I got to call Poison Control this morning, oh joy. Jacob, who is 9 – years, not months – proudly told me that last night he had mixed a variety of lotions and medicines together, added a little water, and created a potion.
“What did you do with it?”
“I drank it. But just a little! I’m letting it sit some more, to see if it makes something different.”
I had him show me just how he made his concoction. There was really very little of anything, but who knows how much pimple cream or hand lotion it takes to hurt you?
“Jacob, we’re going to have to call Poison Control.”
“It’s…it’s the government. It’s the government, Jacob. And they are going to need to know about this.”
“Because it’s against the law to drink things that might be poisonous.”
We went downstairs and called the number. I showed him how you can tell how important Poison Control is, because it’s in the front of the phone book.
Someone named Rosie answered. Jacob fiddled with a paper clip as I told Rosie all about it, and read the labels for all of his potion ingredients. She said he would be fine, but all I said aloud was, “Mm hm.” Didn’t want Jacob to know just yet.
Rosie asked for Jacob’s name. When I told her, his eyes got wide. Finally! The first sign that he might be worried about the situation. Let him wonder if the Poison Control government people would come for him. I just gave him a concerned look, and shook my head.
When I hung up he asked, “Why did you tell them my name?”
“Because they asked for it. They keep track of who makes concoctions that might be poisonous. Now they have your name.”
“What are they going to do with it?”
“I don’t know.”
I almost smiled at this point, but I didn’t want to have him think it wasn’t a serious thing he had done. So, I started crying.
“Mom, why are you crying?”
“Because it scares me you would swallow something that isn’t safe. What would I do if something happened to you?”
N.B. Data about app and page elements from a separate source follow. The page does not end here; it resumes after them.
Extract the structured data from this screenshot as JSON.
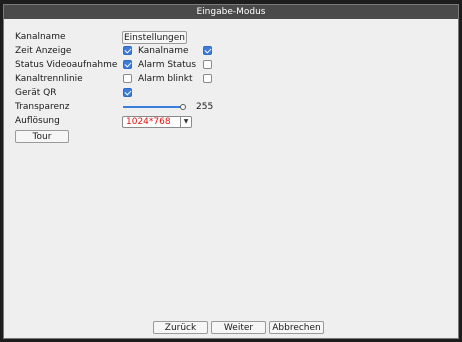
{
  "dialog": {
    "title": "Eingabe-Modus"
  },
  "fields": {
    "kanalname_label": "Kanalname",
    "einstellungen_button": "Einstellungen",
    "zeit_anzeige_label": "Zeit Anzeige",
    "zeit_anzeige_checked": true,
    "kanalname_toggle_label": "Kanalname",
    "kanalname_toggle_checked": true,
    "status_video_label": "Status Videoaufnahme",
    "status_video_checked": true,
    "alarm_status_label": "Alarm Status",
    "alarm_status_checked": false,
    "kanaltrennlinie_label": "Kanaltrennlinie",
    "kanaltrennlinie_checked": false,
    "alarm_blinkt_label": "Alarm blinkt",
    "alarm_blinkt_checked": false,
    "geraet_qr_label": "Gerät QR",
    "geraet_qr_checked": true,
    "transparenz_label": "Transparenz",
    "transparenz_value": "255",
    "transparenz_fraction": 1.0,
    "aufloesung_label": "Auflösung",
    "aufloesung_value": "1024*768",
    "tour_button": "Tour"
  },
  "footer": {
    "back": "Zurück",
    "next": "Weiter",
    "cancel": "Abbrechen"
  },
  "colors": {
    "accent": "#3b7ddd",
    "title_bg": "#4a4a4a",
    "select_text": "#e01010"
  }
}
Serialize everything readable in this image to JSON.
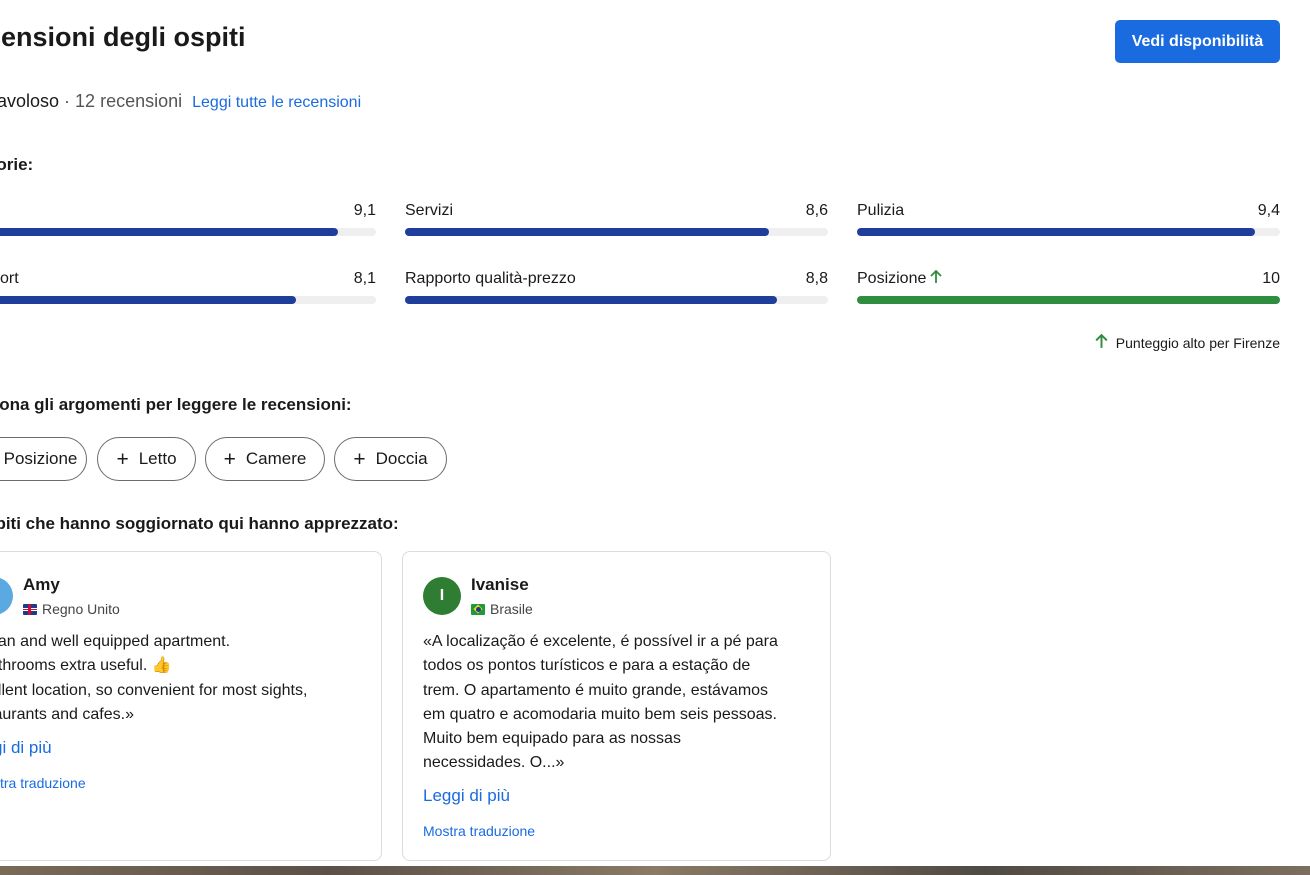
{
  "header": {
    "title": "censioni degli ospiti",
    "cta_label": "Vedi disponibilità"
  },
  "summary": {
    "rating_word": "Favoloso",
    "separator": "·",
    "review_count": "12 recensioni",
    "read_all_link": "Leggi tutte le recensioni"
  },
  "categories": {
    "heading": "gorie:",
    "items": [
      {
        "label": "",
        "score": "9,1",
        "fill": 0.91,
        "color": "#1f3e9c"
      },
      {
        "label": "Servizi",
        "score": "8,6",
        "fill": 0.86,
        "color": "#1f3e9c"
      },
      {
        "label": "Pulizia",
        "score": "9,4",
        "fill": 0.94,
        "color": "#1f3e9c"
      },
      {
        "label": "ort",
        "score": "8,1",
        "fill": 0.81,
        "color": "#1f3e9c"
      },
      {
        "label": "Rapporto qualità-prezzo",
        "score": "8,8",
        "fill": 0.88,
        "color": "#1f3e9c"
      },
      {
        "label": "Posizione",
        "score": "10",
        "fill": 1.0,
        "color": "#308c3e",
        "badge": "arrow-up-icon"
      }
    ],
    "high_score_note": "Punteggio alto per Firenze"
  },
  "topics": {
    "heading": "ziona gli argomenti per leggere le recensioni:",
    "chips": [
      {
        "label": "Posizione",
        "icon": "plus-icon"
      },
      {
        "label": "Letto",
        "icon": "plus-icon"
      },
      {
        "label": "Camere",
        "icon": "plus-icon"
      },
      {
        "label": "Doccia",
        "icon": "plus-icon"
      }
    ]
  },
  "liked": {
    "heading": "spiti che hanno soggiornato qui hanno apprezzato:",
    "reviews": [
      {
        "name": "Amy",
        "initial": "",
        "avatar_color": "#5aa9e0",
        "country": "Regno Unito",
        "flag": "uk-flag-icon",
        "text": "ean and well equipped apartment.\nathrooms extra useful. 👍\nellent location, so convenient for most sights,\ntaurants and cafes.»",
        "read_more": "gi di più",
        "translate": "stra traduzione"
      },
      {
        "name": "Ivanise",
        "initial": "I",
        "avatar_color": "#2e7d32",
        "country": "Brasile",
        "flag": "brazil-flag-icon",
        "text": "«A localização é excelente, é possível ir a pé para\ntodos os pontos turísticos e para a estação de\ntrem. O apartamento é muito grande, estávamos\nem quatro e acomodaria muito bem seis pessoas.\nMuito bem equipado para as nossas\nnecessidades. O...»",
        "read_more": "Leggi di più",
        "translate": "Mostra traduzione"
      }
    ]
  }
}
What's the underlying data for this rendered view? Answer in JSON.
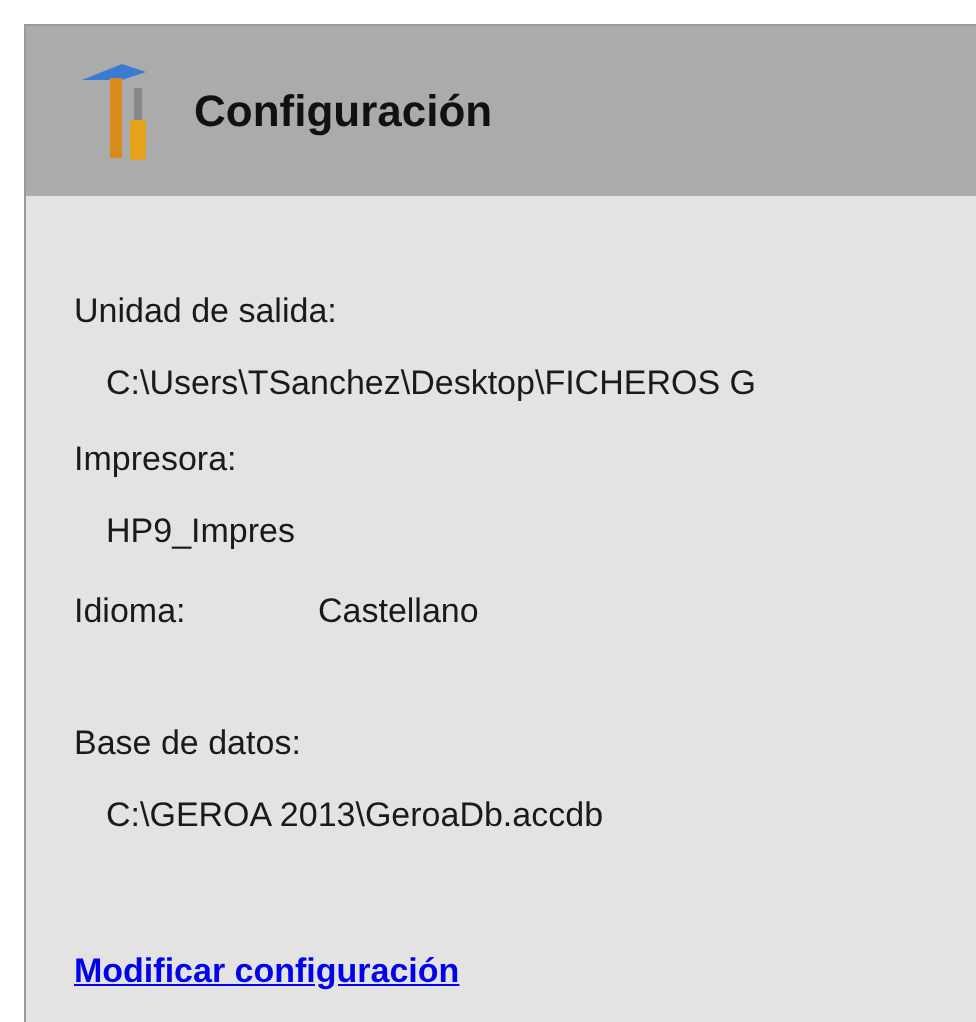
{
  "header": {
    "title": "Configuración"
  },
  "output_unit": {
    "label": "Unidad de salida:",
    "value": "C:\\Users\\TSanchez\\Desktop\\FICHEROS G"
  },
  "printer": {
    "label": "Impresora:",
    "value": "HP9_Impres"
  },
  "language": {
    "label": "Idioma:",
    "value": "Castellano"
  },
  "database": {
    "label": "Base de datos:",
    "value": "C:\\GEROA 2013\\GeroaDb.accdb"
  },
  "link": "Modificar configuración"
}
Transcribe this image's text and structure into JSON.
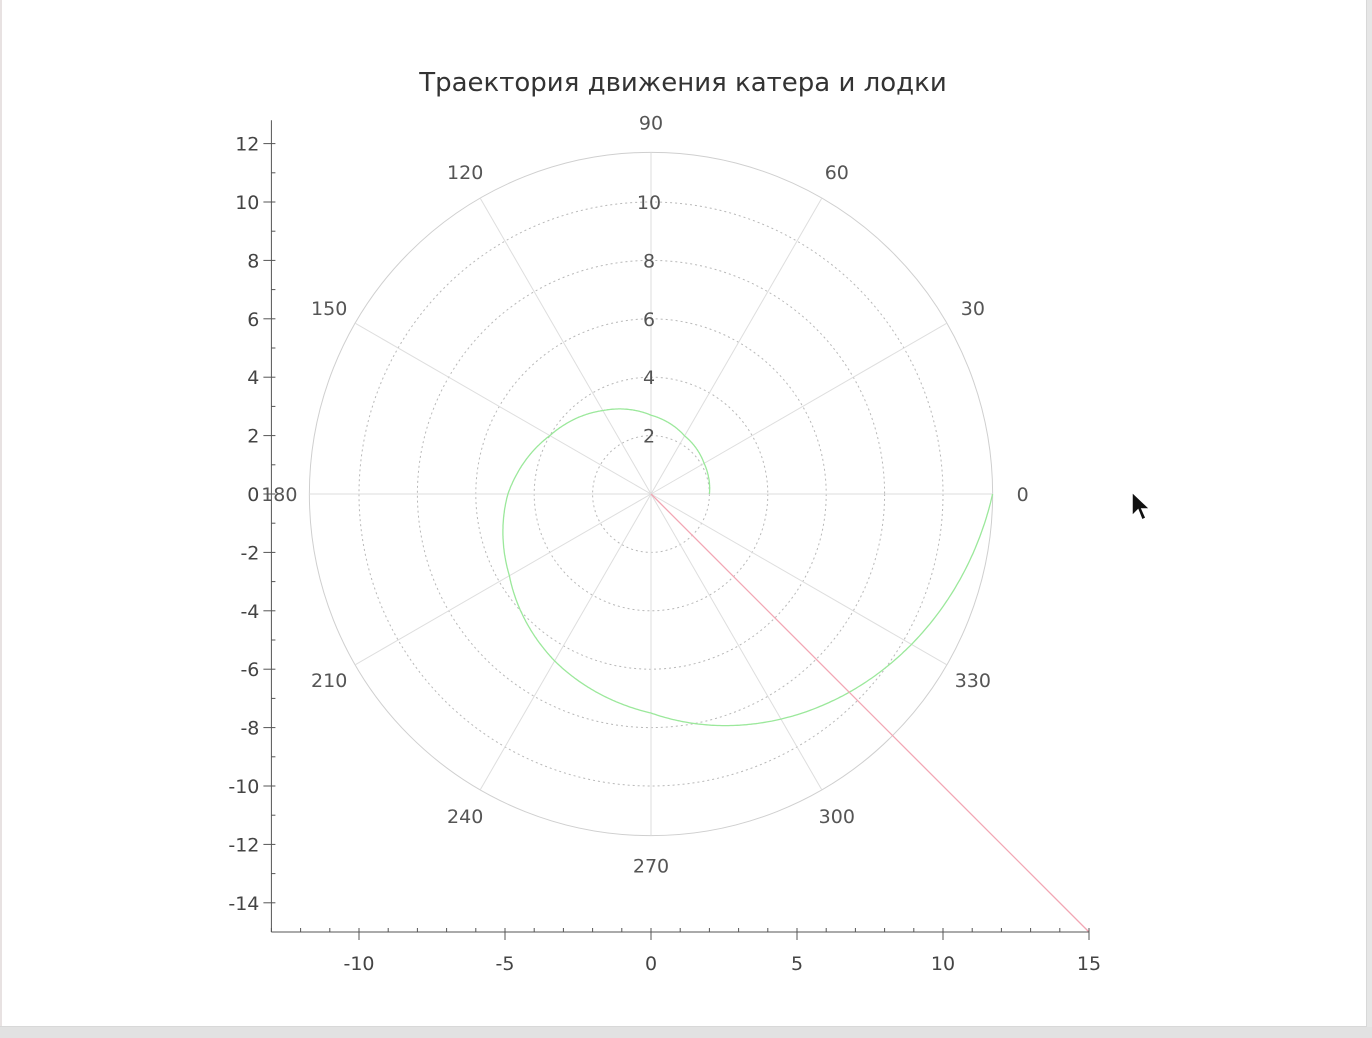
{
  "chart_data": {
    "type": "polar",
    "title": "Траектория движения катера и лодки",
    "x_ticks": [
      "-10",
      "-5",
      "0",
      "5",
      "10",
      "15"
    ],
    "y_ticks": [
      "12",
      "10",
      "8",
      "6",
      "4",
      "2",
      "0",
      "-2",
      "-4",
      "-6",
      "-8",
      "-10",
      "-12",
      "-14"
    ],
    "xlim": [
      -13,
      15
    ],
    "ylim": [
      -15,
      12.8
    ],
    "polar_grid": {
      "rmax": 11.7,
      "radial_ticks": [
        "2",
        "4",
        "6",
        "8",
        "10"
      ],
      "angle_ticks": [
        "0",
        "30",
        "60",
        "90",
        "120",
        "150",
        "180",
        "210",
        "240",
        "270",
        "300",
        "330"
      ]
    },
    "series": [
      {
        "color": "#9be89b",
        "kind": "spiral",
        "r0_over_theta": "r = 2·exp(θ/(2π)) approx",
        "points_polar": [
          [
            0,
            2.0
          ],
          [
            30,
            2.1
          ],
          [
            60,
            2.3
          ],
          [
            90,
            2.7
          ],
          [
            120,
            3.3
          ],
          [
            150,
            4.0
          ],
          [
            180,
            4.9
          ],
          [
            210,
            5.6
          ],
          [
            240,
            6.6
          ],
          [
            270,
            7.5
          ],
          [
            300,
            8.9
          ],
          [
            330,
            10.3
          ],
          [
            360,
            11.7
          ]
        ]
      },
      {
        "color": "#f2a6b3",
        "kind": "ray",
        "points_xy": [
          [
            0,
            0
          ],
          [
            15,
            -15
          ]
        ]
      }
    ],
    "grid": true
  },
  "colors": {
    "axis": "#555555",
    "grid": "#cfcfcf",
    "spiral": "#9be89b",
    "ray": "#f2a6b3"
  },
  "icons": {
    "cursor": "mouse-pointer-icon"
  }
}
“Like what would happen?”
We then had a brief talk about organ failure, and Jacob said, “Like my heart? And my ears?”
“Yes, just like that. They could stop working, and you could die.”
Hopefully that will be the last time I call Poison Control, but it wasn’t the first. If they keep a list of calls I’ve made over the years (not all for Jacob), that list will look something like this:
~Child ate poster putty.
~Mom administered too much liquid Tylenol. (Oops.)
~Excessive toothpaste consumption. (Actually had to call about this one on two different occasions.)
~Glass thermometer bitten and broken; mercury spotted in child’s mouth.
~Desitin diaper ointment: entire tube thickly smeared (by toddler) over infant’s entire head; in ears, nostrils, over eyes (thankfully not in eyes); small amounts may have been consumed orally.
That last one was pretty scary, but interesting. If I’d known he was going to be fine, I would have stopped to take a picture. He looked like Uncle Fester with all that creamy, white Desitin on his head.
Big shout out to Poison Control. Nice people, nonjudgmental. Good at calming frantic parents. Don’t hesitate to call if you have a question.
As for Jacob, I suggested that next time he wants to make a potion, he should try using food items. For instance, chocolate sauce…with lemon juice…and maybe ketchup?
To reach those Poison Control government people call 800-222-1222. Well, that's our local number. Wonder if it's the same for you?